Safeguarding security, which was key to legislation last year, will continue to be a major task for legislators in the years ahead, lawmakers and experts said.
In addition to improvements to national security made through legislation last year, ensuring the security of individuals and their personal information has been highlighted and written into the draft provisions of a new, unified Chinese Civil Code.
The draft was reviewed by the Standing Committee of the National People’s Congress, the country’s top legislature, three times last year, and it is ready to be deliberated during the two sessions, which will begin this week in Beijing.
Reading and discussing important drafts or draft amendments is a key job during the annual sessions of the National People’s Congress and the National Committee of the Chinese People’s Political Consultative Conference, two vital political events in China.
Hou Xinyi, a law professor at Tianjin University of Finance and Economics and a member of the CPPCC, the top political advisory body, said he keeps an eye on developments in the nation’s legal system.
“I pay attention to the protection of privacy data and information security, so I’m glad to see these are noted in the draft,” Hou said, adding that he looks forward to discussing the draft and hopes it can protect the rights of all citizens.
Yin Libo, chief engineer at the Electronic Technology Intelligence Research Institute of the Ministry of Industry and Information Technology, said it is necessary to protect information security through legislation.
As a security expert, she applauded the Cybersecurity Law, which was approved by the top legislature in November.

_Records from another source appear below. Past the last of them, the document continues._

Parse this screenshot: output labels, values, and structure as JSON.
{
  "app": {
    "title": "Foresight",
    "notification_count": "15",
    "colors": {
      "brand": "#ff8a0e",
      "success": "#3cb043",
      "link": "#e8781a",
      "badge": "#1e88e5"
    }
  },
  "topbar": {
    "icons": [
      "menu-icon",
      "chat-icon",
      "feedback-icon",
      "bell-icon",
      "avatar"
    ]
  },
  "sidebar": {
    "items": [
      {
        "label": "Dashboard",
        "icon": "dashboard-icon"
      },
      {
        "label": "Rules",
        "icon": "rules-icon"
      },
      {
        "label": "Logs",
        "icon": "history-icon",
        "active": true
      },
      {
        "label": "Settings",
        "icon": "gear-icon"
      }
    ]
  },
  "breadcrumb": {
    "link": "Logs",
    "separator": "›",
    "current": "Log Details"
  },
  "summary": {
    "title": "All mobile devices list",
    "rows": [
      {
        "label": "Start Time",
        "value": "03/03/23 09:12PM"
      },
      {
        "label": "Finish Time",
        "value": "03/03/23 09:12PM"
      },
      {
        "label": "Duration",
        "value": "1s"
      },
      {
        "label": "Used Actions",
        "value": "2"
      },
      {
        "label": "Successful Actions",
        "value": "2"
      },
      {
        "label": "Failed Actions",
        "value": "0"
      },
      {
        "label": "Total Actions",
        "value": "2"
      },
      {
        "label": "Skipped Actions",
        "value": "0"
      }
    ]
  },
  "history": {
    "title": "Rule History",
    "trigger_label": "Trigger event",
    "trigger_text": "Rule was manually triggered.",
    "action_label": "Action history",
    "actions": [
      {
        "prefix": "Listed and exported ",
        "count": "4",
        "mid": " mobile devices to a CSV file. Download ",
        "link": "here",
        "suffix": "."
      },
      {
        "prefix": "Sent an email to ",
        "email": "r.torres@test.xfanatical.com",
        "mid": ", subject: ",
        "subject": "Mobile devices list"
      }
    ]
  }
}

She said she hopes it can play a role in speeding up the establishment of internet infrastructure and protection of national security when it takes effect in June.
Last year, a legal framework to protect national security was established following the introduction of five security-related laws, according to Liang Ying, director of the research office of the Standing Committee’s Legal Affairs Commission.
The five laws include two — the Cybersecurity Law and the law on regulating activities of overseas NGOs — that were made last year, as well as the National Security Law, the Anti-Terrorism Law and the Counterespionage Law, which were approved in recent years, Liang said.
“The laws have established our legal system to ensure national security, and are a strong echo of enforcing the national security concept put forward by the central leadership in 2014,” he said.
Other security-related drafts will be discussed in the top legislature, such as ones on nuclear safety and seabed exploration, “which also aim to reinforce the legal framework and help the country overcome security challenges at home and abroad”, Liang added.
Commission member Guo Linmao said national security relies not only on legislation, but also law enforcement.
For example, he cited the law on regulating the activities of overseas NGOs, effective since Jan 1, noting that violators will be punished, no matter where they are from.
“We welcome overseas NGOs to conduct activities, such as charities, and will protect their interests and provide them with convenience in accordance with the law,” he said.
“But we’ve found some NGOs still disobey the law, such as by registering as an enterprise,” he said.
“We never close our door to anyone, but we hope to ensure that activities in our country are safe and regulated,” he added.